Business Negotiations in Japan
Westerners need to be more composed when encountering and communicating with unsmiling, seemingly humourless Japanese in business negotiations.
Shattering Common Stereotypes
I discovered many things from my 1980s consulting and training work in Japan. One of them was that Westerners in business meetings with Japanese were generally more ill at ease, uncomfortable, and awkward than were the Japanese. This went so much against the stereotypes that both Westerners and Japanese business people shared. People generally viewed the Japanese as shy violets; Westerners as sociable and extroverted.
My research about businesspeople, however, was confirmed again and again. This was especially true in business negotiations. People in Japan may have been shyer, but they were also more composed. The contrary was that Westerners (both Australians and Americans) were both less shy and less composed.
Participants in negotiation training seminars appreciated discovering this about themselves or other people. It gave Westerners, in particular, an important task to work at. That’s being composed when communicating with poker-faced, seemingly humorless, Japanese.
Communication and Consulting Skills Inventory
In response to my clients’ requests, I developed a “Communication and Consulting Skills Inventory” (CCSI). This inventory used these questions to pinpoint the strengths and weaknesses of Japanese and Westerners who were account managers in Japan. In Japan, an account manager is usually someone responsible for handling all aspects of the business relationship with a customer. The role involves:
- The development and management of joint projects.
- Fielding of difficult questions.
- Handling complaints.
- Ensuring the processing of work in progress goes to plan.
The Japanese–Western client negotiation requirements have led to the development of further features to the CCSI’s diagnostic – including the “Composure Scale.” One example takes place at Pepsico Japan in the 1980s. Using a bilingual version of the CCSI, Pepsico ran seminars to address some serious problems between the managers on both sides.
Switching between English and Japanese, I was able to get the participants to be very frank about their CCSI score profiles. The findings were eye-openers to the delegates. This method of first-hand self-discovery is far more impactful and lasting in the behavioral changes that it leads to, as compared with mere insightful words from a trainer.

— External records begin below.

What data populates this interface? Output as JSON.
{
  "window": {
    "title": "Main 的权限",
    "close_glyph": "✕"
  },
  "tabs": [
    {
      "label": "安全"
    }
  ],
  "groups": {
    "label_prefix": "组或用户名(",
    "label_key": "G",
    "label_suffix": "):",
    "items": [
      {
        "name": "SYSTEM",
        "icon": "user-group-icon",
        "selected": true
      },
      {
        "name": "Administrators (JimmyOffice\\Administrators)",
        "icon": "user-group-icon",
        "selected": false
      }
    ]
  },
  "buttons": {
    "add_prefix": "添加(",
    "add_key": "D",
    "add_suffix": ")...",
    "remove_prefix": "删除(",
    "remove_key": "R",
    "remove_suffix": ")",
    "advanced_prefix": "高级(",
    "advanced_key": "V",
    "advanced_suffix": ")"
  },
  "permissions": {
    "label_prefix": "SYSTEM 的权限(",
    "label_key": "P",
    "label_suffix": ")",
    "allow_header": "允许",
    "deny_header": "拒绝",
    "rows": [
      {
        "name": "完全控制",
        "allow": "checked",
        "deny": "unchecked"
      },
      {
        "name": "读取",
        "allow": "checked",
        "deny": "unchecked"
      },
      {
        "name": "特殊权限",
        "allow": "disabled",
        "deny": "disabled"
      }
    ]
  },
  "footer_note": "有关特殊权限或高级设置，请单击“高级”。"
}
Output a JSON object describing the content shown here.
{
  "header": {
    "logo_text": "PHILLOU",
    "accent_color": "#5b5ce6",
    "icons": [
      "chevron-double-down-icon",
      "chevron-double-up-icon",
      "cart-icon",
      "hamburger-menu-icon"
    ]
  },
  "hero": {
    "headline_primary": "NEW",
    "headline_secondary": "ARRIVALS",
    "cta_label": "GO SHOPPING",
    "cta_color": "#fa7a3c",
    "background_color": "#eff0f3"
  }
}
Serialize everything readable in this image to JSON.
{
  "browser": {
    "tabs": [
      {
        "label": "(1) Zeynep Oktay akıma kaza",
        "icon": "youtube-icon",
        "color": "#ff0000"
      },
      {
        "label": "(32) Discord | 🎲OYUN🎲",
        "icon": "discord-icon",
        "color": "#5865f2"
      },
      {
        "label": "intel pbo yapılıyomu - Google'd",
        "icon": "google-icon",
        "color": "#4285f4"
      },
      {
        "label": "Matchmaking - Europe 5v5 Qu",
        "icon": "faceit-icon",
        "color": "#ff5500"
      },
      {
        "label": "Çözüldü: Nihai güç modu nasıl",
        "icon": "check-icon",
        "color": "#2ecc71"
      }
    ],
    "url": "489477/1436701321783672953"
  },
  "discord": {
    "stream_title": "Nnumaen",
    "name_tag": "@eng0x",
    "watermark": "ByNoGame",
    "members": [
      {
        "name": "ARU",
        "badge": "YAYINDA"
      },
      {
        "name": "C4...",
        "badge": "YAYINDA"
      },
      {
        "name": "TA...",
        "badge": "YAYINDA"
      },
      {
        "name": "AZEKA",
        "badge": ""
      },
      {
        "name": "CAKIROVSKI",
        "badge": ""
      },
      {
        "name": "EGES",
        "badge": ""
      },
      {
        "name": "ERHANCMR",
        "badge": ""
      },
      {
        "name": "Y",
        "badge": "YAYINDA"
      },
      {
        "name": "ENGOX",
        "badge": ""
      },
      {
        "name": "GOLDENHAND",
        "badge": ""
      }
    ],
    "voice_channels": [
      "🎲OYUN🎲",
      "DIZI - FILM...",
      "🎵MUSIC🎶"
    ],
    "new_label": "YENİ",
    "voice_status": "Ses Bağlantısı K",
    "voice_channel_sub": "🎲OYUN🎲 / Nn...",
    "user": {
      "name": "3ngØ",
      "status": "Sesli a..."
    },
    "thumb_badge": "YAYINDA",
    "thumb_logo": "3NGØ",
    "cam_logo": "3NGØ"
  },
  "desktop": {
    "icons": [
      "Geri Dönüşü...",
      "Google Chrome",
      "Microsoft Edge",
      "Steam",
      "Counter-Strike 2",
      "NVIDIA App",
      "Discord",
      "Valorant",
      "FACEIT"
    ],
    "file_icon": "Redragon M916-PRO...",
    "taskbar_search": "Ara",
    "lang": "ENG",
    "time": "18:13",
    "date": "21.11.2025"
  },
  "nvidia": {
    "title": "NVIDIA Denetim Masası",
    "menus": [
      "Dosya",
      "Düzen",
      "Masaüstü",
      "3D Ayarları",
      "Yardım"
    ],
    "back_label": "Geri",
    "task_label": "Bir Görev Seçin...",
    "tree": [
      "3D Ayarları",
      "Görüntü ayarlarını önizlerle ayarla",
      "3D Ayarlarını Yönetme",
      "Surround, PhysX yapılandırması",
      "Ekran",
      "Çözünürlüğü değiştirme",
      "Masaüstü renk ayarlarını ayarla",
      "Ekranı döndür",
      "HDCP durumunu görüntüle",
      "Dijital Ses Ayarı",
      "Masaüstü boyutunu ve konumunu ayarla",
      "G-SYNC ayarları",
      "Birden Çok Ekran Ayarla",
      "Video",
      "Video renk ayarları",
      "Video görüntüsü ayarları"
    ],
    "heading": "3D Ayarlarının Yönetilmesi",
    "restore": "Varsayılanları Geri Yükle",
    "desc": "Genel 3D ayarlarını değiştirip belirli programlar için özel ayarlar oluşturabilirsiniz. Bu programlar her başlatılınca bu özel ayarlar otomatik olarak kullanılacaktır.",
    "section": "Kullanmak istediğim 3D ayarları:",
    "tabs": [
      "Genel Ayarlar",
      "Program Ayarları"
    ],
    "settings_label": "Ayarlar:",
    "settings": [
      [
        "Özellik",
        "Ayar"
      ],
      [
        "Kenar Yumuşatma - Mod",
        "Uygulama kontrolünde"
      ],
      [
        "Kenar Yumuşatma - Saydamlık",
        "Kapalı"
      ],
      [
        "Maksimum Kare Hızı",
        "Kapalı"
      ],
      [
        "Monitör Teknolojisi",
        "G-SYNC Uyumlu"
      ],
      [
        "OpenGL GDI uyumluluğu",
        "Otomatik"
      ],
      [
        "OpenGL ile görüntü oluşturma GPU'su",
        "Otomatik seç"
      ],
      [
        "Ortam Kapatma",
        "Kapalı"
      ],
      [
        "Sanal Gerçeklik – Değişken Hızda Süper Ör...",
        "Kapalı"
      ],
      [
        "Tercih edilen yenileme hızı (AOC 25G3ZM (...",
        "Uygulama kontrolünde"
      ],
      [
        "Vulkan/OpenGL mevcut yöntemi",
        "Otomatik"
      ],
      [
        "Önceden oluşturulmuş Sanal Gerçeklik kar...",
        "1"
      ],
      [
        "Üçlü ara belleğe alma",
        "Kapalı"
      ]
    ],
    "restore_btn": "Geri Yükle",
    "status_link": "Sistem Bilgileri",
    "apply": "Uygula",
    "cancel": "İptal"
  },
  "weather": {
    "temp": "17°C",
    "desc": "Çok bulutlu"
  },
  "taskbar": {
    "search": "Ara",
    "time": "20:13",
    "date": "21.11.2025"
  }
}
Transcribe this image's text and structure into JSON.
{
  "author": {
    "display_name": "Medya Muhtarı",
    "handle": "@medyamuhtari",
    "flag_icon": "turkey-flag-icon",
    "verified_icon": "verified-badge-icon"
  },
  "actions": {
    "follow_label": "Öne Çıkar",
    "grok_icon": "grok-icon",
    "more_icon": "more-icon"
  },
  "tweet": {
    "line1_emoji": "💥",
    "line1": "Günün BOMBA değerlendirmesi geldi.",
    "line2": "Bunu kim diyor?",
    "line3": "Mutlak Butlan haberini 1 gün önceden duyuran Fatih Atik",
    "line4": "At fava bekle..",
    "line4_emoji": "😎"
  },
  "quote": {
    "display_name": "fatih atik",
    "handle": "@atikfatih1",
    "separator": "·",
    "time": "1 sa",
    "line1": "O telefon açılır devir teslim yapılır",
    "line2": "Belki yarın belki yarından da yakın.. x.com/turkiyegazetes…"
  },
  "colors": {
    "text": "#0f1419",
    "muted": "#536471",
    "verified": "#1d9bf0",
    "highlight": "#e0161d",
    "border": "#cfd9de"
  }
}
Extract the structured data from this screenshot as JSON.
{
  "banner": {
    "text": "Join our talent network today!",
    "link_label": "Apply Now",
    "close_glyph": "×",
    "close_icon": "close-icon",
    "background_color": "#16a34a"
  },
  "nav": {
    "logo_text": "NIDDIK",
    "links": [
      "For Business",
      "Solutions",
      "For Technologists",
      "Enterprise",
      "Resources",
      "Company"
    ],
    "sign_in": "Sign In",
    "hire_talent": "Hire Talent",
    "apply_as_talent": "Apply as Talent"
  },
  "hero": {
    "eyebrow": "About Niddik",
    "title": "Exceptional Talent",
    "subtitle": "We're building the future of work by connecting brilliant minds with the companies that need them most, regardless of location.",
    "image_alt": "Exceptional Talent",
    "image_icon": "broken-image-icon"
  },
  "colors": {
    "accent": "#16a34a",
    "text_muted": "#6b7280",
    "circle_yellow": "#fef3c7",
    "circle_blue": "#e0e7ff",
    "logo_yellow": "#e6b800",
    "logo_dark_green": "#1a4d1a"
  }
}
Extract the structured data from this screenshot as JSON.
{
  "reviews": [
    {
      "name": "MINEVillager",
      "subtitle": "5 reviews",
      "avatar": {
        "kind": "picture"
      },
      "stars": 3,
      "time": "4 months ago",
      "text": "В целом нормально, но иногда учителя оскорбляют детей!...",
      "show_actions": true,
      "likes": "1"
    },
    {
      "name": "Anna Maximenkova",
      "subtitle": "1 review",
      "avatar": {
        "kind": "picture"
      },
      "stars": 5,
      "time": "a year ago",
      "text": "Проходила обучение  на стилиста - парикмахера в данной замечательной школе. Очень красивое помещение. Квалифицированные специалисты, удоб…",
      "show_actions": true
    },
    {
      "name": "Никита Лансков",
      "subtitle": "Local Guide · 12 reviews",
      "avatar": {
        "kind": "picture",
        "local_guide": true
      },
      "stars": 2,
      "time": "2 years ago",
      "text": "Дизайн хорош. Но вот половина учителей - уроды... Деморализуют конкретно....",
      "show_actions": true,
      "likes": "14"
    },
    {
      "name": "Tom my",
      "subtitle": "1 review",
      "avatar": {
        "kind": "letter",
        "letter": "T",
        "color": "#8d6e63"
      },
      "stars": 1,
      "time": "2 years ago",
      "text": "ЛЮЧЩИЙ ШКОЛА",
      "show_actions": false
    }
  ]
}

A diagnostic tool is useful at pinpointing areas of business opportunity. However, the reader may be wondering what they could do to improve bottom-line negotiation results. In the Pepsico training, facilitators divided account managers into small groups. The aim was to work on developing counterstrategies for each professional account management’s strengths and weaknesses.
Both Japanese staff and expert managers (including the English president, whose participation was much welcomed by the Japanese) left the negotiating seminar with clear-cut plans for long-term personal development. The Western experts focused on developing composure for their negotiation dealings with the Japanese.
Professor Bob March was one of Australia’s leading specialists in Japanese business and culture. He was the author of six books on Japan, including “The Japanese Negotiator” (Kodansha International 1989, available in paperback.) He was a consultant on Japanese negotiation and business relationships for over 20 years.